Motivation is: the art of engaging with members of your team in such a way that they give their very best performance.

Therefore, the answer to the question of ‘What do people really want from their jobs?” is the root of motivating your workforce.

Psychologist Fredrick Herzberg addresses this in his article “One more time: How do you motivate employees.”   His conclusions form the basis of sound, practical, motivational theory.  To be sure,  just about anyone can implement this theory.  As long as they are paying attention.

In fact, his research showed that certain characteristics of a job are constantly associated with job satisfaction while different factors are related to job dissatisfaction.  These are:


Factors for Satisfaction

Factors for Dissatisfaction



The work itself




Company policies


Relationship with supervisor and peers

Work conditions




The conclusion he drew is that the opposite of satisfaction is not dissatisfaction.  Rather:

  • The opposite of Satisfaction is No Satisfaction, and
  • The opposite of Dissatisfaction is No Dissatisfaction

Simply removing factors for dissatisfaction will not provide motivation.  Nor will adding factors for satisfaction lead to remediating job dissatisfaction.  Recognizing someone for doing a great job won’t lead to them being satisfied if the environment is difficult to work in.  Conversely, if the work environment is healthy, where none of the factors for dissatisfaction exist, but none of the factors for satisfaction exist either, an employee won’t be satisfied.  That’s just neutral.

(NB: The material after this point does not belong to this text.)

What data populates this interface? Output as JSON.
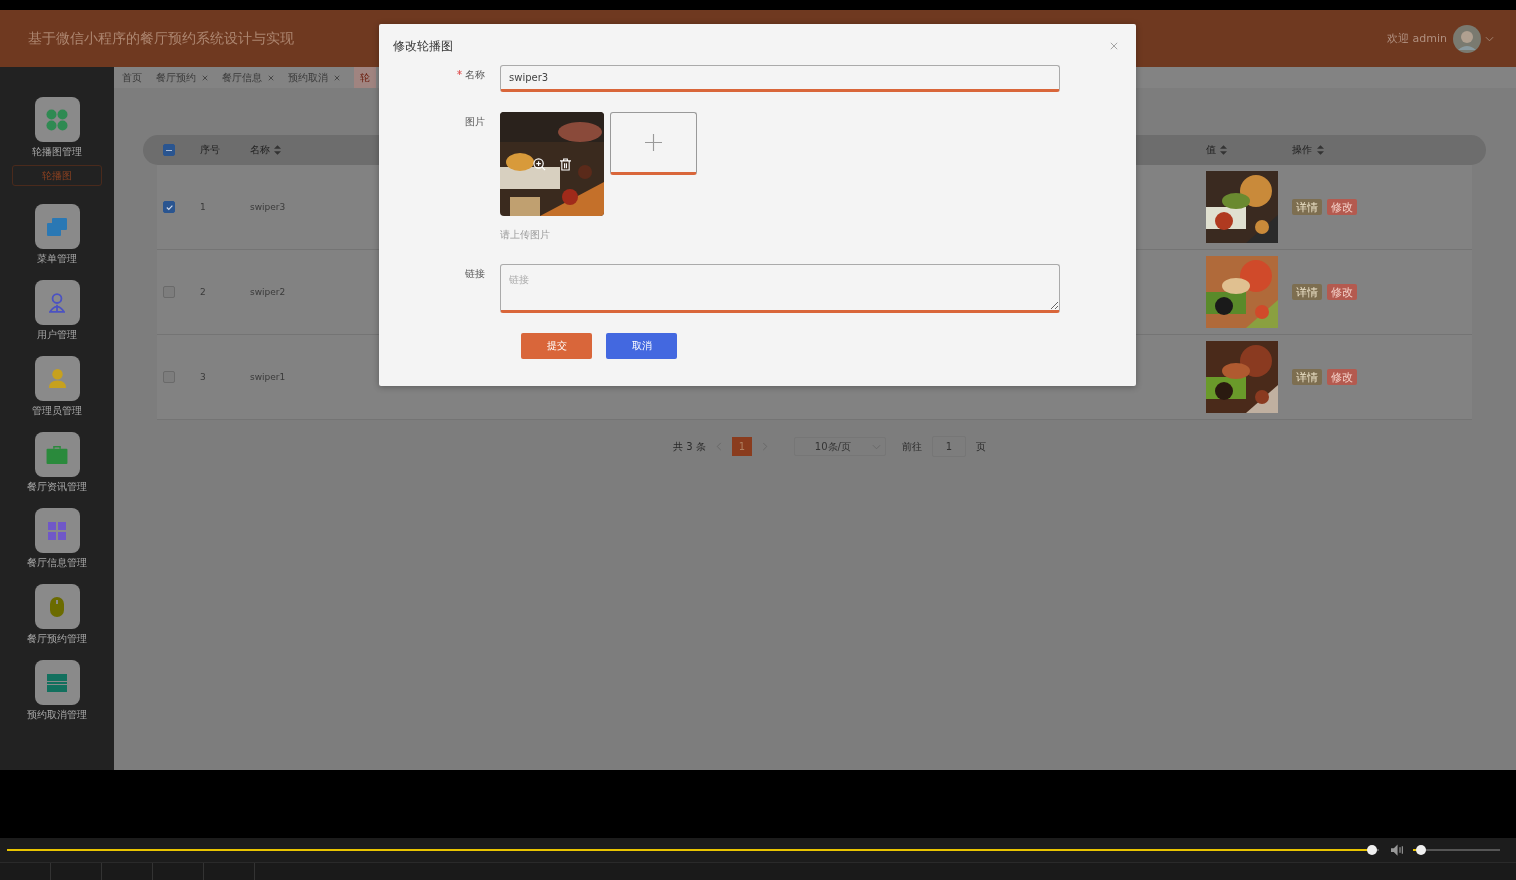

Herzberg contends that removing factors for dissatisfaction won’t in and of itself increase performance.  Because the factors for satisfaction and dissatisfaction are separate.

Thus, to motivate your workforce must be done in two stages. First, remove any dissatisfaction they are experiencing.   Second, make sure as many factors for satisfaction exist as possible.


Step 1:  Eliminate Job Dissatisfaction

  • Change company policies which get in the way of people doing their jobs.
  • Ensure that supervisors and managers have the skills and attitudes conducive to getting productive, results-oriented behaviors from the people who report to them.
  • Create a climate based on the values of achieving common goals and best serving the customer.
  • Be sure that wages are competitive.
  • Creatively find ways to help people in all roles see meaning in their work.
  • Ensure job security

These actions will help eliminate job dissatisfaction.  However, dissatisfaction doesn’t mean that a person is satisfied.  In addition,  you have to make sure the factors for satisfaction exist as well.


Step 2: Create Conditions For Job Satisfaction

  • Offer training and development to provide opportunities for professional growth.
  • Clearly show people what their path to advancement in the organization is.
  • Show people that they have responsibilities and not just a job description.  That their work serves as a critical part of the organizational whole.
  • Help people understand that their work has meaning beyond the work.  Are they ”just  laying bricks” or “building a temple to God?” Those thought processes play out very differently.
  • Recognize people for a job well done. (Note that this costs nothing!)
  • Finally, provide opportunities for people to achieve organizational goals both short-term and long-term.

Look at motivation through Herzberg’s lens of satisfaction and dissatisfaction factors.  I think you will agree that it is not complex theory. Rather, common sense practical action steps every employer can have their eyes on.

What will you do with this?